_Work request:_ Copy each line of the material below that includes the string "list".

_Records to process:_
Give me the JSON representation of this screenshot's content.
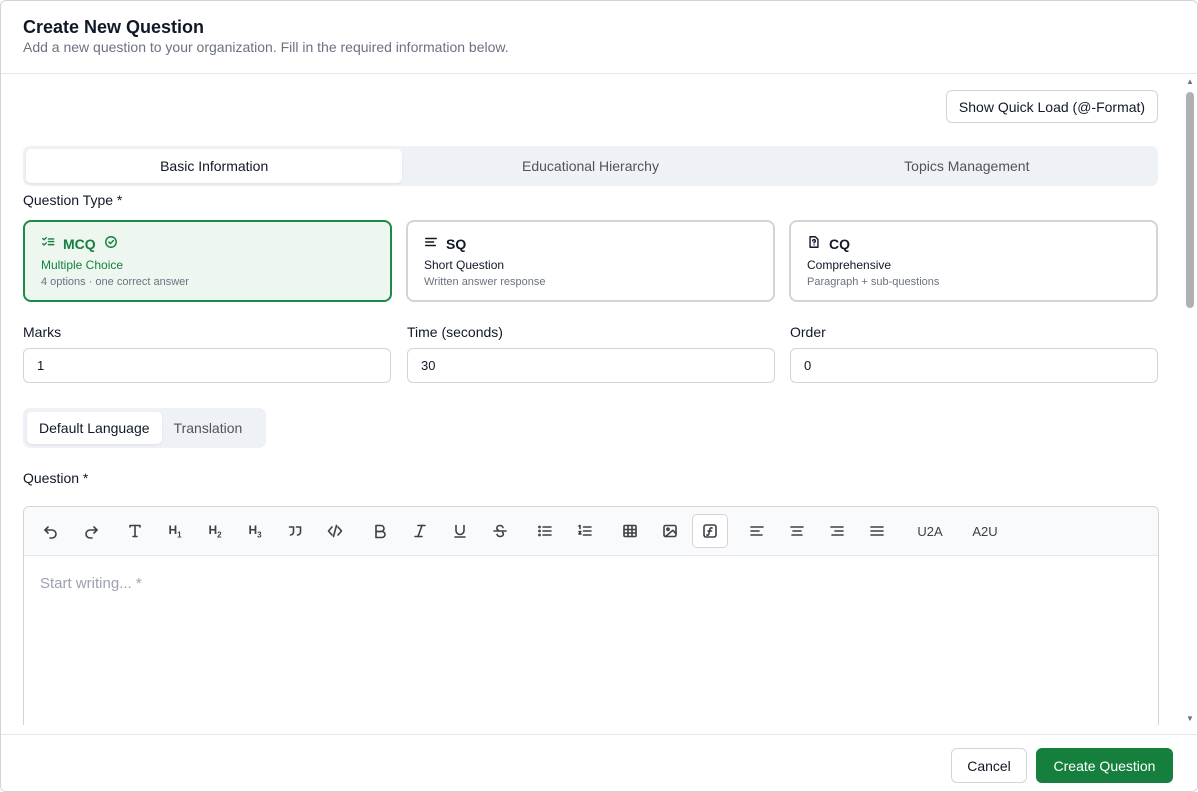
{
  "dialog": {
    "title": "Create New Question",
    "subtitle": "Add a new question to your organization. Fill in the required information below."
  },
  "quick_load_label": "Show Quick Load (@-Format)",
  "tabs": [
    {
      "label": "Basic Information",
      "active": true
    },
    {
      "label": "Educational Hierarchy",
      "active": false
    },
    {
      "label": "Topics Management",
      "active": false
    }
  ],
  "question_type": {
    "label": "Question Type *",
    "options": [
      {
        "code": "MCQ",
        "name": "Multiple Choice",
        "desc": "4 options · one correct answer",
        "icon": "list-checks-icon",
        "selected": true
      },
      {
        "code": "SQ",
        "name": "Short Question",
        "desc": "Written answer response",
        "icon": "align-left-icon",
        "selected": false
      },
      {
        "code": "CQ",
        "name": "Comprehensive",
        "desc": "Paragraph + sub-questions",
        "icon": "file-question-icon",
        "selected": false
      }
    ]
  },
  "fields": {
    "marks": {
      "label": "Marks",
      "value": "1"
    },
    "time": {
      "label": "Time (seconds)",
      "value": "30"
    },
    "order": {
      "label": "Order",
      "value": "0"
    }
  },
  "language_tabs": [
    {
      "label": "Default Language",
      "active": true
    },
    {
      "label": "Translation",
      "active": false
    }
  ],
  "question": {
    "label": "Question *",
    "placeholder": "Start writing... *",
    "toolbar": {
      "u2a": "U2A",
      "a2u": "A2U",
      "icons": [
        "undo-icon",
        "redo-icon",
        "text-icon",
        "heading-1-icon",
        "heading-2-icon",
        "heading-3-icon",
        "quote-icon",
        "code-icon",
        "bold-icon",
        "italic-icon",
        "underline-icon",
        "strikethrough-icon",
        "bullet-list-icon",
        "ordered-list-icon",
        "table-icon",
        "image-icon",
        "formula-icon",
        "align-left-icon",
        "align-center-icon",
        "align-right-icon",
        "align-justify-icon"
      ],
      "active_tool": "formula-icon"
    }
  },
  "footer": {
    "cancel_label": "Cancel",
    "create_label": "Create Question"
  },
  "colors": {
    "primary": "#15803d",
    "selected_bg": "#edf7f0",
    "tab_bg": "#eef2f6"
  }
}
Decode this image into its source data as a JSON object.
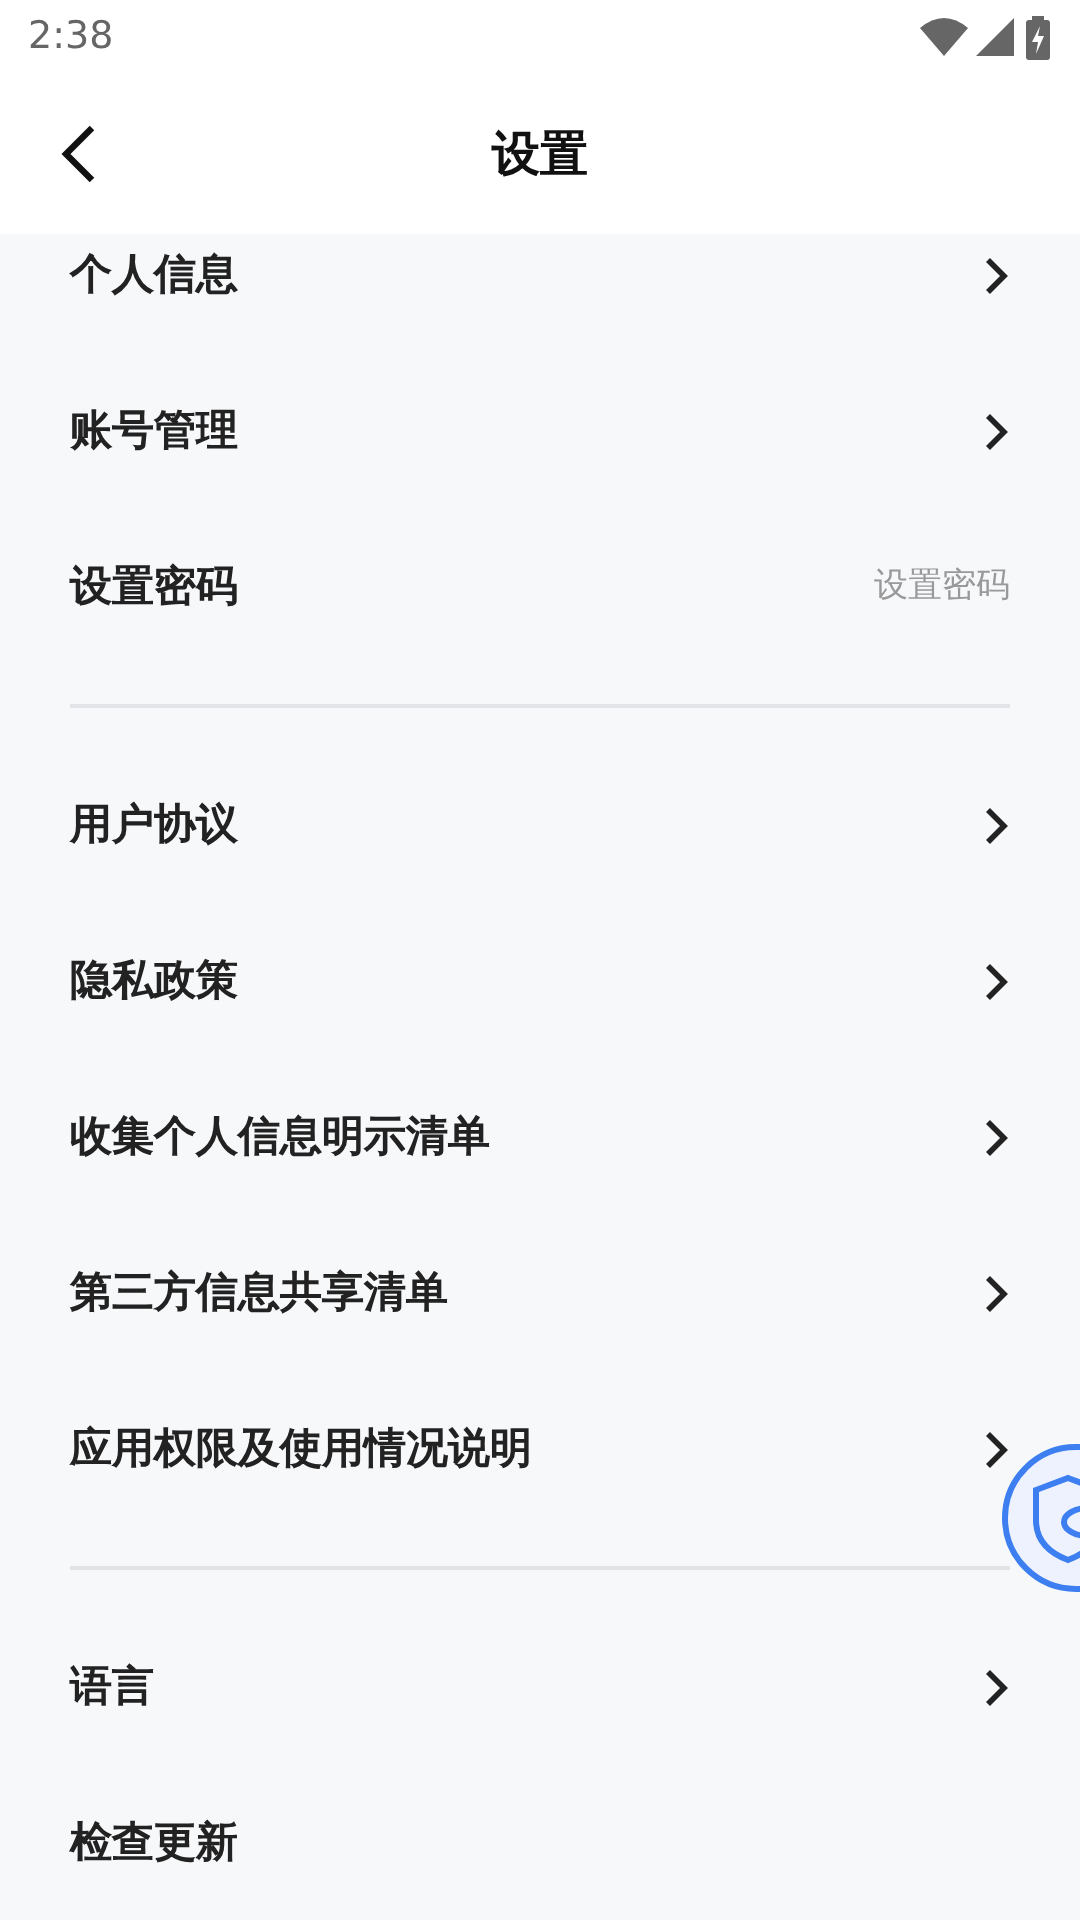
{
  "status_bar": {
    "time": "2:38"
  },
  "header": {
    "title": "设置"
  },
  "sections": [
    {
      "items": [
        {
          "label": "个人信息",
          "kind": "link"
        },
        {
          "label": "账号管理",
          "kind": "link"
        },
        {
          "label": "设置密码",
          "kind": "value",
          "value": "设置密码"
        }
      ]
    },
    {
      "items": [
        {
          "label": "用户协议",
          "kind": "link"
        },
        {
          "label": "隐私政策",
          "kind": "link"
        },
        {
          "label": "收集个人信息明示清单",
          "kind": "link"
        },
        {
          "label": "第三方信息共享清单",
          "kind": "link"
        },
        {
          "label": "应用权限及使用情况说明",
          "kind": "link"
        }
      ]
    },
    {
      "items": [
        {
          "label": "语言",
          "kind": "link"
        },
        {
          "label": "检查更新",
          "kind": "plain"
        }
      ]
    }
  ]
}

_Output for this exercise:_
        "icon": "list-checks-icon",
        "bullet-list-icon",
        "ordered-list-icon",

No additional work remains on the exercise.